In a recent article in MIT Technology Review, Francis de Souza, president of Illumina is quoted as saying 228,000 human genomes will be sequenced this year (2014). He further estimates that this number will double every 12 months to reach 1.6 million genomes by 2017. In a March blog post we extrapolated 400,000 genomes in 2015 by estimating the throughput of Illumina instruments in the market, HiSeq X Ten projects initiated on Genohub and large population sequencing projects starting in the UK and other countries. Pretty close to De Souza’s latest numbers.

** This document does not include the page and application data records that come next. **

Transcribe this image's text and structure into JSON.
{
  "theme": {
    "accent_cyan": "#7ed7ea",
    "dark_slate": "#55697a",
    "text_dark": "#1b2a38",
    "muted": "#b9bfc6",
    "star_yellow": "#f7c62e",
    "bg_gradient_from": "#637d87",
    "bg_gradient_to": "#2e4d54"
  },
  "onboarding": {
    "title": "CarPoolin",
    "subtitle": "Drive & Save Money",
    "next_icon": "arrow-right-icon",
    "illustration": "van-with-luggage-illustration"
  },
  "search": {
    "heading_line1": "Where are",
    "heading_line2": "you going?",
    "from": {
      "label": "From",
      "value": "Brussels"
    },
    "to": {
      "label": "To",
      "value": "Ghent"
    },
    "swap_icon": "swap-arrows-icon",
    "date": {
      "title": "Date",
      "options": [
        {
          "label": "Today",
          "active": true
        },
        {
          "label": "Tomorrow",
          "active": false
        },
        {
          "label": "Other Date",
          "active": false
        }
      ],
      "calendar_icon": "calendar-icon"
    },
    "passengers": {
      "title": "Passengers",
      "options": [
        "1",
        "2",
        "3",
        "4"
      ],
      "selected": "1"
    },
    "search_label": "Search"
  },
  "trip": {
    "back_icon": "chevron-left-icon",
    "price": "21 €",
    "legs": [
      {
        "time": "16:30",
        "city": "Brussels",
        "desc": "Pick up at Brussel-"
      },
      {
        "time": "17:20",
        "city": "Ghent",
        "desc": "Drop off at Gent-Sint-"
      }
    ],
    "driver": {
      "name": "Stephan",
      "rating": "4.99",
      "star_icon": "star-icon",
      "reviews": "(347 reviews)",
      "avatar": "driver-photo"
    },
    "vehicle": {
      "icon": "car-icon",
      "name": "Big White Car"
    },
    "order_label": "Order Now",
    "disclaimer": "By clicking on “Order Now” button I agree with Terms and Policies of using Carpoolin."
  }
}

80% of the genomes sequenced this year will be part of scientific research projects, making one wonder when ‘clinical genomes’ will be ready. To get there we’re going to either need greater throughput, higher coverage or lower costs. However, instead on focusing on reducing costs, Illumina is betting on simplified, targeted sequencing. According to De Souza, “It’s not clear you can get another order of magnitude out of this…people are saying the price is not the issue”. Rather than focusing on selling complex instruments, Illumina wants to become an everyday brand in hospitals. Illumina is actually in the process of simplifying their instruments and developing clinically relevant, targeted panels to be sold as FDA approved kits.
While targeted panels for research purposes are available today, most are not-regulated. Illumina believes regulation is a necessary step the FDA will have to take in order for targeted sequencing to become more popular in the clinic. A fast track way to get there is to work with pharmaceutical companies who are in the business of getting approval from the FDA. Last month, Illumina said it was developing a universal NGS based oncology test with AstraZeneca, Janssen Biotech, and Sanofi for use as a companion diagnostic on it’s MiseqDX platform. Today, Thermo Fisher announced plans to develop NGS based tests for solid tumors on its Ion PGM Dx platform with Pfizer and GSK. At least in the short term future, it looks like targeted re-sequencing will be a mainstay in the clinic while research based WGS will guide targeted panel design.